* _ASSIGNMENT_:
Could you output every record again, exactly as given?

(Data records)
::::

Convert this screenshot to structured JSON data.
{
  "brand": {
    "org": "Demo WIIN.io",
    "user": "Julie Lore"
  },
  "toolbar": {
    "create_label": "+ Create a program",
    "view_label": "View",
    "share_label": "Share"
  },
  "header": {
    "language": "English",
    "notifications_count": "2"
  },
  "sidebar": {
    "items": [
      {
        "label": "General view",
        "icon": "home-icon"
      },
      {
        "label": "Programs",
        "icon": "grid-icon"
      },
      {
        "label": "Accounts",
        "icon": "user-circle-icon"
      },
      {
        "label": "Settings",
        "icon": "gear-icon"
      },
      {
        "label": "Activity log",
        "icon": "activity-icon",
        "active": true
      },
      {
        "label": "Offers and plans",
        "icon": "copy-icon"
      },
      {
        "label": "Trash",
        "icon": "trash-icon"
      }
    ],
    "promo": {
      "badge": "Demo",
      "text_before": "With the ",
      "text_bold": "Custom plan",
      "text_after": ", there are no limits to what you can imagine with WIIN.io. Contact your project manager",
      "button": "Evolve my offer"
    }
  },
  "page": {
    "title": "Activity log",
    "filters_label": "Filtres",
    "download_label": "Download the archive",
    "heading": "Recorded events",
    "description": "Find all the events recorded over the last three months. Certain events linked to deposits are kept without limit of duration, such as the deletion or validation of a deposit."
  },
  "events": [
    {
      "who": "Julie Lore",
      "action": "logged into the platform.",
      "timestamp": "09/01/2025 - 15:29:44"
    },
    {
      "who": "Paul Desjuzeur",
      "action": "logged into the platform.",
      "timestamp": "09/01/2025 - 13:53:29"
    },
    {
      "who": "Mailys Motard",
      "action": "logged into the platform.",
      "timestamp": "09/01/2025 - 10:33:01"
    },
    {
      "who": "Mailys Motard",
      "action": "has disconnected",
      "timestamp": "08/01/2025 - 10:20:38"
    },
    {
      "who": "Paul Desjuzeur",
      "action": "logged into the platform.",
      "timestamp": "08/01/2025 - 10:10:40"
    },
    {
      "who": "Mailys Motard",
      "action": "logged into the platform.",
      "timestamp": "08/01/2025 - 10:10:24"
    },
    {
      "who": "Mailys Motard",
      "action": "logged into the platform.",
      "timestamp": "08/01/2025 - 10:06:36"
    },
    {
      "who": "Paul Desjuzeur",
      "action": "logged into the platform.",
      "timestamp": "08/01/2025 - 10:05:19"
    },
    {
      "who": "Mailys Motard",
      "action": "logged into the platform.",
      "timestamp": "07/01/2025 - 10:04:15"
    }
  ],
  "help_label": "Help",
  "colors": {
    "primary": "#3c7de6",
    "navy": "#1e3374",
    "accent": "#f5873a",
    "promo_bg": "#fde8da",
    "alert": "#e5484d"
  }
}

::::

* _WRITTEN REPLY_:
Convert this screenshot to structured JSON data.
{
  "brand": {
    "org": "Demo WIIN.io",
    "user": "Julie Lore"
  },
  "toolbar": {
    "create_label": "+ Create a program",
    "view_label": "View",
    "share_label": "Share"
  },
  "header": {
    "language": "English",
    "notifications_count": "2"
  },
  "sidebar": {
    "items": [
      {
        "label": "General view",
        "icon": "home-icon"
      },
      {
        "label": "Programs",
        "icon": "grid-icon"
      },
      {
        "label": "Accounts",
        "icon": "user-circle-icon"
      },
      {
        "label": "Settings",
        "icon": "gear-icon"
      },
      {
        "label": "Activity log",
        "icon": "activity-icon",
        "active": true
      },
      {
        "label": "Offers and plans",
        "icon": "copy-icon"
      },
      {
        "label": "Trash",
        "icon": "trash-icon"
      }
    ],
    "promo": {
      "badge": "Demo",
      "text_before": "With the ",
      "text_bold": "Custom plan",
      "text_after": ", there are no limits to what you can imagine with WIIN.io. Contact your project manager",
      "button": "Evolve my offer"
    }
  },
  "page": {
    "title": "Activity log",
    "filters_label": "Filtres",
    "download_label": "Download the archive",
    "heading": "Recorded events",
    "description": "Find all the events recorded over the last three months. Certain events linked to deposits are kept without limit of duration, such as the deletion or validation of a deposit."
  },
  "events": [
    {
      "who": "Julie Lore",
      "action": "logged into the platform.",
      "timestamp": "09/01/2025 - 15:29:44"
    },
    {
      "who": "Paul Desjuzeur",
      "action": "logged into the platform.",
      "timestamp": "09/01/2025 - 13:53:29"
    },
    {
      "who": "Mailys Motard",
      "action": "logged into the platform.",
      "timestamp": "09/01/2025 - 10:33:01"
    },
    {
      "who": "Mailys Motard",
      "action": "has disconnected",
      "timestamp": "08/01/2025 - 10:20:38"
    },
    {
      "who": "Paul Desjuzeur",
      "action": "logged into the platform.",
      "timestamp": "08/01/2025 - 10:10:40"
    },
    {
      "who": "Mailys Motard",
      "action": "logged into the platform.",
      "timestamp": "08/01/2025 - 10:10:24"
    },
    {
      "who": "Mailys Motard",
      "action": "logged into the platform.",
      "timestamp": "08/01/2025 - 10:06:36"
    },
    {
      "who": "Paul Desjuzeur",
      "action": "logged into the platform.",
      "timestamp": "08/01/2025 - 10:05:19"
    },
    {
      "who": "Mailys Motard",
      "action": "logged into the platform.",
      "timestamp": "07/01/2025 - 10:04:15"
    }
  ],
  "help_label": "Help",
  "colors": {
    "primary": "#3c7de6",
    "navy": "#1e3374",
    "accent": "#f5873a",
    "promo_bg": "#fde8da",
    "alert": "#e5484d"
  }
}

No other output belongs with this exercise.